Arielle said...

As it happens, I'm also largely neutral on the subject of gay 'marriage,' though probably not for the same reason as GS. Marriage is, and will always be, the union of a man and a woman. Governments didn't make marriage what it is, God did, and governments can't make it anything else - when they try they are merely posturing and usurping a power that is not theirs and that never could be. Marriage is a spiritual union, intended to foreshadow the union of Christ and the church, and it doesn't matter what kind of obfuscation happens, it will always be exactly that. If homosexuals are granted legally sanctioned, contractual alliances, it won't make it marriage any more than the government granting the same legally sanctioned, contractual alliance to a man and a woman is what makes their union a marriage.

The fact that the term 'common-law' marriage even exists will show that marriage is much more than legality.

Theological Discourse said...


I couldn't be more neutral about polygamy, or man-horse marriage, for that matter. Seems gross, but I'm not going to lobby for or against it. I'll leave that to the polygamists and horse-fuckers—and you—to sort out.

Why are you neutral for it? don't they have rights as well? why are you neutral when it comes to these peoples 'rights' and actively supporting the 'rights' of gays when it comes to marriage? Why are you picking and choosing to support who has the 'right' to marry? if there is a 'right' to marry then why do only gays and heteros get that 'right' and nobody else? The illogical nonsense you stupid lefty atheists continually find yourselves in is absolutely hilarious.

Jquip said...

"If marraige is a profundly religious institution, then isnt that all the more evident that it should be between a man and a woman?"

Sure, to me. But lore about sheepin' boots has been around longer than Lesbian Pastors. (Pastorettes? Pastiches? Not really sure what honorific here.) The question isn't what's proper and whether men will screw the pooch on the deal. It is whether we ought be bringing the State to bear in such matters, whether for or against.

Problem is that the only tool the State possesses is violence. And when all you have is a hammer... Not that most folks have this in mind here but it is the case nonetheless.

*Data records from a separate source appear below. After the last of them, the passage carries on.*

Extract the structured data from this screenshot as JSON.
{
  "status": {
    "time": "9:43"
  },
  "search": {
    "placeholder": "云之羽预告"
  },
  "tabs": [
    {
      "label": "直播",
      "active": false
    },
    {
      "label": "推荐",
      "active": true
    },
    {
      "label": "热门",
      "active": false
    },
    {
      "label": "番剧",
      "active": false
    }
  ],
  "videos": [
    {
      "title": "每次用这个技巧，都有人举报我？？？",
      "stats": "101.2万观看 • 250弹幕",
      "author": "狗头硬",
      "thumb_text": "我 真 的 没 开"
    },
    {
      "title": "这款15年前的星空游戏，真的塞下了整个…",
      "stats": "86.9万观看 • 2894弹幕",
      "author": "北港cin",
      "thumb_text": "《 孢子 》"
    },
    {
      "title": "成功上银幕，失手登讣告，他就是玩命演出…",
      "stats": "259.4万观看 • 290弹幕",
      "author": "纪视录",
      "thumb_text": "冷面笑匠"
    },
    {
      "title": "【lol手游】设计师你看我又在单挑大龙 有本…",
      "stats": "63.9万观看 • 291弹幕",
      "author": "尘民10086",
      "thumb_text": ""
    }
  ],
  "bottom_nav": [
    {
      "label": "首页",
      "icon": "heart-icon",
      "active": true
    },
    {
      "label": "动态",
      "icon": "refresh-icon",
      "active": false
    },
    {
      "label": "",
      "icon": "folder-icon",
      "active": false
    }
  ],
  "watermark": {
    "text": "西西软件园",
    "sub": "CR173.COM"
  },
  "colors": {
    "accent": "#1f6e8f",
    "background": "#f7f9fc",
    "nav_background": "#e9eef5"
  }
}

So rather than abstract footwork lets just ask the question of both sides interested in the State bringing its one and only tool to the table in support of their position:

1. Can you eradicate sin through applied violence?

2. Why is the best expression of the love between Bruce and Bruce applying violence to the public?

Because if violence has no part to play in your answer the State doesn't either.

GentleSkeptic said...

TD: Arielle has professed neutrality about same-sex marriage. Perhaps you can attack her for cherry-picking her causes as well.

Jquip: Thumbs up for Pastorettes and Pastiches.

Theological Discourse said...


TD: Arielle has professed neutrality about same-sex marriage. Perhaps you can attack her for cherry-picking her causes as well.

Neutrality about same sex marriages and supporting same sex marriages while being neutral to all other types aren't the same thing moron. You're such an illogical moron GS. I also expect you to answer the questions moron, just like how you expect everyone else to answer yours. You're such a hypocritical moron.

GentleSkeptic said...

And YOU are such a gentle, sweet and persuasive Christian! OH I wish I could hug you!

His Lordship The Gun-Toting Atheist said...

Honestly, I don't understand why anyone would want to get married.

The legal obligations are too much of a deterrent. (Having to split assets 50/50 and paying that stupid alimony crap in the event of a divorce come to mind). By being unmarried, you remain free of government interference in your own damn love life and you can walk away (or change the locks) and move on to the next younger, hotter chick, without lawyers, worries or drama.

If gay people want to lock themselves into contracts and have the government tell them what they can and cannot do, let them be as miserable as the rest of you married people.

I any case, do I care about the issue of gay marriage?

That is the wrong question. I don't care much for any kind of marriage at all and to me is is hilarious that conservatives and liberals are having such a pointless debate.

Celibacy = Freedom.